▶ **Exercise aim**:
Reproduce the entries that follow, exactly and in full.

+--

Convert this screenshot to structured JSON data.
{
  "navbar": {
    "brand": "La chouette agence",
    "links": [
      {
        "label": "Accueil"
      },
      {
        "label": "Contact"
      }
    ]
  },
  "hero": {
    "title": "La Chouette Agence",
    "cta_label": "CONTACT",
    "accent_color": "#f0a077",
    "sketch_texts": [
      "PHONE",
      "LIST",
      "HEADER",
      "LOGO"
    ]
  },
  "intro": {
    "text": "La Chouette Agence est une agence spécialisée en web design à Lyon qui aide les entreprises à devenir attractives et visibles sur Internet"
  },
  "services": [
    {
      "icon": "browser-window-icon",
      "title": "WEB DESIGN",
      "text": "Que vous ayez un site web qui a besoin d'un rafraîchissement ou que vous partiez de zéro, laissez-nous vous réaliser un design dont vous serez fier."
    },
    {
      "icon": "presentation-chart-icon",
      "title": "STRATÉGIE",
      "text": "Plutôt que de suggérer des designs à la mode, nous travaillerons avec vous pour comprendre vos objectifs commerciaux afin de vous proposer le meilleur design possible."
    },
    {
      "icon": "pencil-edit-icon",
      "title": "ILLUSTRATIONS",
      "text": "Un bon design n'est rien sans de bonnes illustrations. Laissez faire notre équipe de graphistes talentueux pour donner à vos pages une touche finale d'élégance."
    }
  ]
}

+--

▶ **Response below**:
Convert this screenshot to structured JSON data.
{
  "navbar": {
    "brand": "La chouette agence",
    "links": [
      {
        "label": "Accueil"
      },
      {
        "label": "Contact"
      }
    ]
  },
  "hero": {
    "title": "La Chouette Agence",
    "cta_label": "CONTACT",
    "accent_color": "#f0a077",
    "sketch_texts": [
      "PHONE",
      "LIST",
      "HEADER",
      "LOGO"
    ]
  },
  "intro": {
    "text": "La Chouette Agence est une agence spécialisée en web design à Lyon qui aide les entreprises à devenir attractives et visibles sur Internet"
  },
  "services": [
    {
      "icon": "browser-window-icon",
      "title": "WEB DESIGN",
      "text": "Que vous ayez un site web qui a besoin d'un rafraîchissement ou que vous partiez de zéro, laissez-nous vous réaliser un design dont vous serez fier."
    },
    {
      "icon": "presentation-chart-icon",
      "title": "STRATÉGIE",
      "text": "Plutôt que de suggérer des designs à la mode, nous travaillerons avec vous pour comprendre vos objectifs commerciaux afin de vous proposer le meilleur design possible."
    },
    {
      "icon": "pencil-edit-icon",
      "title": "ILLUSTRATIONS",
      "text": "Un bon design n'est rien sans de bonnes illustrations. Laissez faire notre équipe de graphistes talentueux pour donner à vos pages une touche finale d'élégance."
    }
  ]
}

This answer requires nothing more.